▶ **WHAT IS NEEDED**
Reproduce the records in full. Alter nothing.

─── DATA EXTRACT ───

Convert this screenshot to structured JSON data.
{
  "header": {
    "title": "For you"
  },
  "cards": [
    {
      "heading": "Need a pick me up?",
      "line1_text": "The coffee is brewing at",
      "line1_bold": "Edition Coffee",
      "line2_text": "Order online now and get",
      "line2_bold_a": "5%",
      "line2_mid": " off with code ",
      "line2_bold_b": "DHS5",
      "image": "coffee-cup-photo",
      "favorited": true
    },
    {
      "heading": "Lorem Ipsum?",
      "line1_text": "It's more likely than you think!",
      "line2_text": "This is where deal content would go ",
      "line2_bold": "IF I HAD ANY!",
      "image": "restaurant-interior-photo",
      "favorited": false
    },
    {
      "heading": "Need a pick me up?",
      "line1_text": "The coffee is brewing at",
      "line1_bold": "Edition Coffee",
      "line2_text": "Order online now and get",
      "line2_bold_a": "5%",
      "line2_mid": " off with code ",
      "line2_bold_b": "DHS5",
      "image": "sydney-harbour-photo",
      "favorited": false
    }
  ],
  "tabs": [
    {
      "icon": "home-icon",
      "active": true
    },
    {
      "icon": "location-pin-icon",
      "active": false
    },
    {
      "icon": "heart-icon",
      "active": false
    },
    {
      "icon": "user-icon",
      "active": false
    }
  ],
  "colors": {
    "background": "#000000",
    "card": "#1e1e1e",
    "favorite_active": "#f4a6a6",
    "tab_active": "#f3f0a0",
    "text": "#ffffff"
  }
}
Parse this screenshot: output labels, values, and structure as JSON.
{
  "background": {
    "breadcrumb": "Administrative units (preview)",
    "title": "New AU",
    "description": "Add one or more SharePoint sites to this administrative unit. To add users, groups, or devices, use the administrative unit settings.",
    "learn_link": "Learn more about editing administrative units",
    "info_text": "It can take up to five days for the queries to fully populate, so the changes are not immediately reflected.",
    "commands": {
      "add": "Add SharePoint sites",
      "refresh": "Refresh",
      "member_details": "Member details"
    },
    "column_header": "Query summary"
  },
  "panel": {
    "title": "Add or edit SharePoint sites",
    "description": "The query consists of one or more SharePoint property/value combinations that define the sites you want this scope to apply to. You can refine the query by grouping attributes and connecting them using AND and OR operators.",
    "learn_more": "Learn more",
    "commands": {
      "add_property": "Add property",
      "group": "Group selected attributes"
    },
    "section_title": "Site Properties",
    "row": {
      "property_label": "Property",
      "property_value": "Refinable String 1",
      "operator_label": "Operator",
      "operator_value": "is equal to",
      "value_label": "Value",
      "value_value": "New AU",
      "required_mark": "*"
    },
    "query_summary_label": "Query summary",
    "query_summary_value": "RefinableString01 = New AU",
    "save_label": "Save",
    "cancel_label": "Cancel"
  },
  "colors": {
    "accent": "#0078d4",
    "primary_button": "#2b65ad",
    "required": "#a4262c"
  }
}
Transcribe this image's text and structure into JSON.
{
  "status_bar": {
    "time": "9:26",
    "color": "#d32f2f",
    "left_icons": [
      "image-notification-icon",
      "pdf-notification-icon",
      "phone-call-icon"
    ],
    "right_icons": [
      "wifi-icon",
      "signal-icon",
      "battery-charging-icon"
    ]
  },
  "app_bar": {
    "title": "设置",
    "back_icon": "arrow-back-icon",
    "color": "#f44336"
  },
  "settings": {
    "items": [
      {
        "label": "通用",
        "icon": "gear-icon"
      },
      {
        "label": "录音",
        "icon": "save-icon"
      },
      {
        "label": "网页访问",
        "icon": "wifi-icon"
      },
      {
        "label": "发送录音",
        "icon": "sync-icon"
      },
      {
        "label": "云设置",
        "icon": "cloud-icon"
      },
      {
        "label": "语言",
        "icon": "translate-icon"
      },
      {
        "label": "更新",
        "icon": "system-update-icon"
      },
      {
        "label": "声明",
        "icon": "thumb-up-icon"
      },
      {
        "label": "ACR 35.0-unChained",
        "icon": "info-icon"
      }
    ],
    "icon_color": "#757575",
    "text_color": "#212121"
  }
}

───

▶ **RESPONSE**
Convert this screenshot to structured JSON data.
{
  "header": {
    "title": "For you"
  },
  "cards": [
    {
      "heading": "Need a pick me up?",
      "line1_text": "The coffee is brewing at",
      "line1_bold": "Edition Coffee",
      "line2_text": "Order online now and get",
      "line2_bold_a": "5%",
      "line2_mid": " off with code ",
      "line2_bold_b": "DHS5",
      "image": "coffee-cup-photo",
      "favorited": true
    },
    {
      "heading": "Lorem Ipsum?",
      "line1_text": "It's more likely than you think!",
      "line2_text": "This is where deal content would go ",
      "line2_bold": "IF I HAD ANY!",
      "image": "restaurant-interior-photo",
      "favorited": false
    },
    {
      "heading": "Need a pick me up?",
      "line1_text": "The coffee is brewing at",
      "line1_bold": "Edition Coffee",
      "line2_text": "Order online now and get",
      "line2_bold_a": "5%",
      "line2_mid": " off with code ",
      "line2_bold_b": "DHS5",
      "image": "sydney-harbour-photo",
      "favorited": false
    }
  ],
  "tabs": [
    {
      "icon": "home-icon",
      "active": true
    },
    {
      "icon": "location-pin-icon",
      "active": false
    },
    {
      "icon": "heart-icon",
      "active": false
    },
    {
      "icon": "user-icon",
      "active": false
    }
  ],
  "colors": {
    "background": "#000000",
    "card": "#1e1e1e",
    "favorite_active": "#f4a6a6",
    "tab_active": "#f3f0a0",
    "text": "#ffffff"
  }
}
Parse this screenshot: output labels, values, and structure as JSON.
{
  "background": {
    "breadcrumb": "Administrative units (preview)",
    "title": "New AU",
    "description": "Add one or more SharePoint sites to this administrative unit. To add users, groups, or devices, use the administrative unit settings.",
    "learn_link": "Learn more about editing administrative units",
    "info_text": "It can take up to five days for the queries to fully populate, so the changes are not immediately reflected.",
    "commands": {
      "add": "Add SharePoint sites",
      "refresh": "Refresh",
      "member_details": "Member details"
    },
    "column_header": "Query summary"
  },
  "panel": {
    "title": "Add or edit SharePoint sites",
    "description": "The query consists of one or more SharePoint property/value combinations that define the sites you want this scope to apply to. You can refine the query by grouping attributes and connecting them using AND and OR operators.",
    "learn_more": "Learn more",
    "commands": {
      "add_property": "Add property",
      "group": "Group selected attributes"
    },
    "section_title": "Site Properties",
    "row": {
      "property_label": "Property",
      "property_value": "Refinable String 1",
      "operator_label": "Operator",
      "operator_value": "is equal to",
      "value_label": "Value",
      "value_value": "New AU",
      "required_mark": "*"
    },
    "query_summary_label": "Query summary",
    "query_summary_value": "RefinableString01 = New AU",
    "save_label": "Save",
    "cancel_label": "Cancel"
  },
  "colors": {
    "accent": "#0078d4",
    "primary_button": "#2b65ad",
    "required": "#a4262c"
  }
}
Transcribe this image's text and structure into JSON.
{
  "status_bar": {
    "time": "9:26",
    "color": "#d32f2f",
    "left_icons": [
      "image-notification-icon",
      "pdf-notification-icon",
      "phone-call-icon"
    ],
    "right_icons": [
      "wifi-icon",
      "signal-icon",
      "battery-charging-icon"
    ]
  },
  "app_bar": {
    "title": "设置",
    "back_icon": "arrow-back-icon",
    "color": "#f44336"
  },
  "settings": {
    "items": [
      {
        "label": "通用",
        "icon": "gear-icon"
      },
      {
        "label": "录音",
        "icon": "save-icon"
      },
      {
        "label": "网页访问",
        "icon": "wifi-icon"
      },
      {
        "label": "发送录音",
        "icon": "sync-icon"
      },
      {
        "label": "云设置",
        "icon": "cloud-icon"
      },
      {
        "label": "语言",
        "icon": "translate-icon"
      },
      {
        "label": "更新",
        "icon": "system-update-icon"
      },
      {
        "label": "声明",
        "icon": "thumb-up-icon"
      },
      {
        "label": "ACR 35.0-unChained",
        "icon": "info-icon"
      }
    ],
    "icon_color": "#757575",
    "text_color": "#212121"
  }
}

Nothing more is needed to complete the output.